I’m a new father. My 3 month old son is a constant source of entertainment and challenge, and over the weekend I started thinking about the analogy of God as a loving father. There is something about the analogy that doesn’t quite fit when it all is put together. I know that analogies only hold up so far, but this is one that seems to have been given ultimate congruence with reality, and I’m not sure that is appropriate. Here’s why:
As a father, I know better than my son what is best for him. At times, I cannot give him what he wants because it will not be good for him- we are in the process of letting him learn to sleep by himself right now, as object permanence is developing in his mind. As much as he wants to be held in order to fall asleep, when he wakes up he will be hysterical if we put him down. This will prevent him from getting the sleep he needs, as well as keep us from getting the sleep we need to care for him appropriately. Or, if he wants to eat when his belly is full in order to go to sleep, he will overeat and throw up the food that is already in his stomach, and then still not get the sleep he needs either. It is a difficult thing to care for a child against his wishes, but this how God cares for us at times. And to this point, the analogy holds.
But where it begins to break down is when we move beyond training and into protection. I love my son, and as much as it is within my power I will not let anything life threatening or dangerous happen to him. I will not let him play with electrical outlets or the burners on our stove. But eventually he will have to learn about these things and understand the pain that can be caused by them. Eventually I will stop telling him not to touch (when he is much, much older, of course. Like 25. Then I’ll let him touch the burner…), and if he hasn’t figured it out by then, he will get burned or shocked and learn why I told him not to play with those things for all those years. But I will not let him, as much as it is within my power, play on the train tracks, or run into traffic, or try to pet lions. When he gets older, I hope to have taught him the dangers of heroine, or cocaine, or alcohol abuse. And I will not stand by and let him kill himself. And here the analogy breaks down, because I am not all-powerful. I cannot keep my son from doing things that will cost him his life, despite my best efforts.
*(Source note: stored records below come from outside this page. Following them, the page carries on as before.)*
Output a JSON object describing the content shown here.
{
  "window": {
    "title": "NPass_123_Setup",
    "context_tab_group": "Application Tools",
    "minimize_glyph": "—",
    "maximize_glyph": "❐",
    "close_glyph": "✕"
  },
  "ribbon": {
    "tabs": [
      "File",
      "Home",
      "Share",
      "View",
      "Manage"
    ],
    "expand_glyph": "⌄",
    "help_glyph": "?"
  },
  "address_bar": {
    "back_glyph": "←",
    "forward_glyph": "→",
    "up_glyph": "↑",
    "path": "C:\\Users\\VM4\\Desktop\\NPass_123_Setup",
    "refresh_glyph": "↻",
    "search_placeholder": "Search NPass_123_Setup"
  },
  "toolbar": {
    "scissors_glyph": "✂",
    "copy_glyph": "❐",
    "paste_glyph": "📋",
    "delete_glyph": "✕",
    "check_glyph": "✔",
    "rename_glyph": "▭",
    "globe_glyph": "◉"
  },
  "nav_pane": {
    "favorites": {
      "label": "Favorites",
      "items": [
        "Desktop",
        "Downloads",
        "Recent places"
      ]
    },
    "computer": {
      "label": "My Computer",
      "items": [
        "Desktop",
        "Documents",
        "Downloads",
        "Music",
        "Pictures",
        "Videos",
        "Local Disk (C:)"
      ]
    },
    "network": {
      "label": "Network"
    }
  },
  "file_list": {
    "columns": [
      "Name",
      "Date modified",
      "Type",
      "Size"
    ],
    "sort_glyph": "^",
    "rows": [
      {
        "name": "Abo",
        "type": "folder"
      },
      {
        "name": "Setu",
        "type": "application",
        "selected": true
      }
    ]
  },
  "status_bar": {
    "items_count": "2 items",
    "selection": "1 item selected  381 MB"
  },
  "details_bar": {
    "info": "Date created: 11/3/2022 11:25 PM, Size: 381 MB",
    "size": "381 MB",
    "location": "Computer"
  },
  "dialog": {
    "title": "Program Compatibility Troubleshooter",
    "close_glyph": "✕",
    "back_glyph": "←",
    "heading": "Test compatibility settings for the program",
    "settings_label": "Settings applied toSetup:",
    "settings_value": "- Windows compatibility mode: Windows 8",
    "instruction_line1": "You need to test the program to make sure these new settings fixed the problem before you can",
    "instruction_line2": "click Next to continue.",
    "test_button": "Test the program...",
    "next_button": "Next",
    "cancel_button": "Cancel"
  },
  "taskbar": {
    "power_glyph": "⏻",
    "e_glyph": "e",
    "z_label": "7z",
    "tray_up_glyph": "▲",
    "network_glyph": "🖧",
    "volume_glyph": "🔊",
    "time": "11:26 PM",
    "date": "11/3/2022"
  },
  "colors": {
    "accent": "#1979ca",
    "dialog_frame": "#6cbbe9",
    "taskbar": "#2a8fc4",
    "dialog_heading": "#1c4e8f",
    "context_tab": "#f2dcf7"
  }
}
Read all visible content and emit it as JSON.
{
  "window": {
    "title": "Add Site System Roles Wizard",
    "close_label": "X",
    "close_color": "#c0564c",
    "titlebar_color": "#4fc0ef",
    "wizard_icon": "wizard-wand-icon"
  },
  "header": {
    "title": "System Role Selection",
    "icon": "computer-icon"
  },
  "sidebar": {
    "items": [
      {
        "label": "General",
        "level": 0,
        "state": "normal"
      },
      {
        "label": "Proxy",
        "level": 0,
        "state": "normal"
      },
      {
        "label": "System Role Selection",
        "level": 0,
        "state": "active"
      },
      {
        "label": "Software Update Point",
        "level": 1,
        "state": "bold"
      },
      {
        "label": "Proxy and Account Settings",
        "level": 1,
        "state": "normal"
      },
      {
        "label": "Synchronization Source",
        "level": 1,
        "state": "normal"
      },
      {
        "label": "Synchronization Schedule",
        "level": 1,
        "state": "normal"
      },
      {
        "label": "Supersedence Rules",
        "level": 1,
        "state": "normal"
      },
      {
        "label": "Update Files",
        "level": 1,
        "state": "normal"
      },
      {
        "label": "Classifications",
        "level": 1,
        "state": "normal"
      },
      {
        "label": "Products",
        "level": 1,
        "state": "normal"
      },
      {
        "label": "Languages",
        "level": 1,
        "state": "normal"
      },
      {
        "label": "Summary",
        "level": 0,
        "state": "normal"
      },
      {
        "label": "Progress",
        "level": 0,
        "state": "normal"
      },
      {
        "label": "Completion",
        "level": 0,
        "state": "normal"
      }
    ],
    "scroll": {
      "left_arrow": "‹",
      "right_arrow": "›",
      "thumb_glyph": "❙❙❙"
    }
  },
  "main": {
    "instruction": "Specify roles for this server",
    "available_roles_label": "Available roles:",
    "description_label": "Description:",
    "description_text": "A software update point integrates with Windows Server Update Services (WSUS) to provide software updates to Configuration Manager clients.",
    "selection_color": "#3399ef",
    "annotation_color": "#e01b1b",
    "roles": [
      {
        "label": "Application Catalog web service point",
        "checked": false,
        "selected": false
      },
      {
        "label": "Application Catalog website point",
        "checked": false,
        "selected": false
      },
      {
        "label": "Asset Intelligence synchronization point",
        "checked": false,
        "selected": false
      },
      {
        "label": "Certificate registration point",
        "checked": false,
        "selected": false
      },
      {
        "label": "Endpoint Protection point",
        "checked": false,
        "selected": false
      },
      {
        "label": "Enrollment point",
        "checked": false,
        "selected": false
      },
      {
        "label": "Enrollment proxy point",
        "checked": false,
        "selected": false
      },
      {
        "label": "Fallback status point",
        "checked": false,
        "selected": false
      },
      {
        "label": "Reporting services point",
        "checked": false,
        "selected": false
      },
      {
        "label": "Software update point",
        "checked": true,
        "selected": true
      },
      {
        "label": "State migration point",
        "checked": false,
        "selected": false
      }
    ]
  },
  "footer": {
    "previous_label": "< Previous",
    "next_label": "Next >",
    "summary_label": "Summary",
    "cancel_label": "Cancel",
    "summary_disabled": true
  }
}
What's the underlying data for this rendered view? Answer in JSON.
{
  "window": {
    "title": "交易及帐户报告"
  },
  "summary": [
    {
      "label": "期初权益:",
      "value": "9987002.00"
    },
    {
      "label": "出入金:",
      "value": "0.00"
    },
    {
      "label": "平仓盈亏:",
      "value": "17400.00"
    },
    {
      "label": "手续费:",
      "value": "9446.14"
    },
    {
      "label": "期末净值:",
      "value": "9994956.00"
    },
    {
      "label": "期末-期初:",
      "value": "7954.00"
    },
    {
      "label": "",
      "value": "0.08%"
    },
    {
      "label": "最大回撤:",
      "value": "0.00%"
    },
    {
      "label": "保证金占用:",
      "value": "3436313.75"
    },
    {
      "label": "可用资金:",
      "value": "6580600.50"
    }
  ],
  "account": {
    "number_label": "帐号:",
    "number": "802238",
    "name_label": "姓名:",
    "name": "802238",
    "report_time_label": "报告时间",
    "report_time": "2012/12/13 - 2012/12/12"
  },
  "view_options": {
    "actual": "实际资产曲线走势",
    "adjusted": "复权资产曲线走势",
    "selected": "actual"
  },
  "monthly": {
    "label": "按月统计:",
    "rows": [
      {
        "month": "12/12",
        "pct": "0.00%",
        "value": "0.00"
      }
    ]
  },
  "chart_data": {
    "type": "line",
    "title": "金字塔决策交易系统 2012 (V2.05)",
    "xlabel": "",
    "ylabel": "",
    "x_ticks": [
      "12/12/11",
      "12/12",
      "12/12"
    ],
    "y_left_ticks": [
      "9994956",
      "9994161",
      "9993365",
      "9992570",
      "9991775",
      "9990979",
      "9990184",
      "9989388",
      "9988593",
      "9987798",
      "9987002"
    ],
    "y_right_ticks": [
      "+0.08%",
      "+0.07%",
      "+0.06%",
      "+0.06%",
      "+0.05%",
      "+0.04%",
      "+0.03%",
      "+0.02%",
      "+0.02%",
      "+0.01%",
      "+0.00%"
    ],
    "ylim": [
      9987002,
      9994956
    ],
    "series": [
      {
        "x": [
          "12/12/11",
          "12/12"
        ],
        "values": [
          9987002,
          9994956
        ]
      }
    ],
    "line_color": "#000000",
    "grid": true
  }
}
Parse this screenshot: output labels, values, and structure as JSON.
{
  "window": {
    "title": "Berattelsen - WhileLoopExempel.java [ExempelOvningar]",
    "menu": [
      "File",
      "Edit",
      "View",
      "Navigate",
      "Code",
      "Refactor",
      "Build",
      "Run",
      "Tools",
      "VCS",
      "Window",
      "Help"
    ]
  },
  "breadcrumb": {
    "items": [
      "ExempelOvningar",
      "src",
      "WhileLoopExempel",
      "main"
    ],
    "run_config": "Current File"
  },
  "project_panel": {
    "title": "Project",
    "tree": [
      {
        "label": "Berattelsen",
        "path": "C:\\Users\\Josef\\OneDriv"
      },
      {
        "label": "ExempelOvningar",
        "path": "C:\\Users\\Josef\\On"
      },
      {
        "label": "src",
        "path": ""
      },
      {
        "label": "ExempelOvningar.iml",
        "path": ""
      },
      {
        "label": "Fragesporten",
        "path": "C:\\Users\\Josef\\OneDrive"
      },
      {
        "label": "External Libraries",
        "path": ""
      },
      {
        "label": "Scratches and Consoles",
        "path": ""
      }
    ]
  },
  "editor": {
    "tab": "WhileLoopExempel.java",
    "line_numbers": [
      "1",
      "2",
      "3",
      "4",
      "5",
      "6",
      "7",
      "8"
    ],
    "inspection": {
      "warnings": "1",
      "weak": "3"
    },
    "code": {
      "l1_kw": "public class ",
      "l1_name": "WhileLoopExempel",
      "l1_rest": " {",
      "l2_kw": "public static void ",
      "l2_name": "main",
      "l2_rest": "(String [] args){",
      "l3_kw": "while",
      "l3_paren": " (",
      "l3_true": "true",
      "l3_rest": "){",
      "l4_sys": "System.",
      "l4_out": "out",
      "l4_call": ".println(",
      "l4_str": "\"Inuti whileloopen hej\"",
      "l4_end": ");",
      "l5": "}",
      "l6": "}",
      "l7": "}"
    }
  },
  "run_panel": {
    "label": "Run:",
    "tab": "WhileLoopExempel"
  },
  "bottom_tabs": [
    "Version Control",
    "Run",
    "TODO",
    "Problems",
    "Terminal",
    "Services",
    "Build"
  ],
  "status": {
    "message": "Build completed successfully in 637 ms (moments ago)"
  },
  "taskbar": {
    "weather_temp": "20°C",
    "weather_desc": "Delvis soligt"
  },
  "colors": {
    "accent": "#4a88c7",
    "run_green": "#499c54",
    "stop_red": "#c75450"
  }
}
But we say that God is all-powerful. The only way my son is going to die as a child is if I am unable to prevent it. That is a possibility because I am not all-powerful. When he is an adult, I will not be able to prevent him from making life ending choices because I will not be with him all the time. But we say that God is with us all the time. He could end his life when I am not looking. But we say God sees all.
And this is where God is not a father like me. I will let my child experience difficult and painful things in order that he may learn and grow and become a person of character, but character is irrelevant to a dead person. While I understand that my capacity for love, for understanding, for goodness is finite, I can’t accept without critique the idea of God as a loving father, because I’ve known far too many people who have taken their own life, or have died of accident. Even accidents can be understood as being God’s time for that person to die, but suicide does not fit into that for me.
There seem to be two obvious choices in light of what I’ve just said: first, we have to say that either God is not all powerful or all loving. OR, we need to adjust our perspective of who God is to match both what the bible tells us about God as well as what we experience in life.
So I wonder, then, if we might do well to re-evaluate our talk of God as father, because there is more to it than that. I’m not prepared to suggest that God is limited in power or love, but I do think we need to reconsider the limits of reality that we construct around God. We need to change the way we talk about God. We then need to change the way we imagine ourselves and our relationship to others…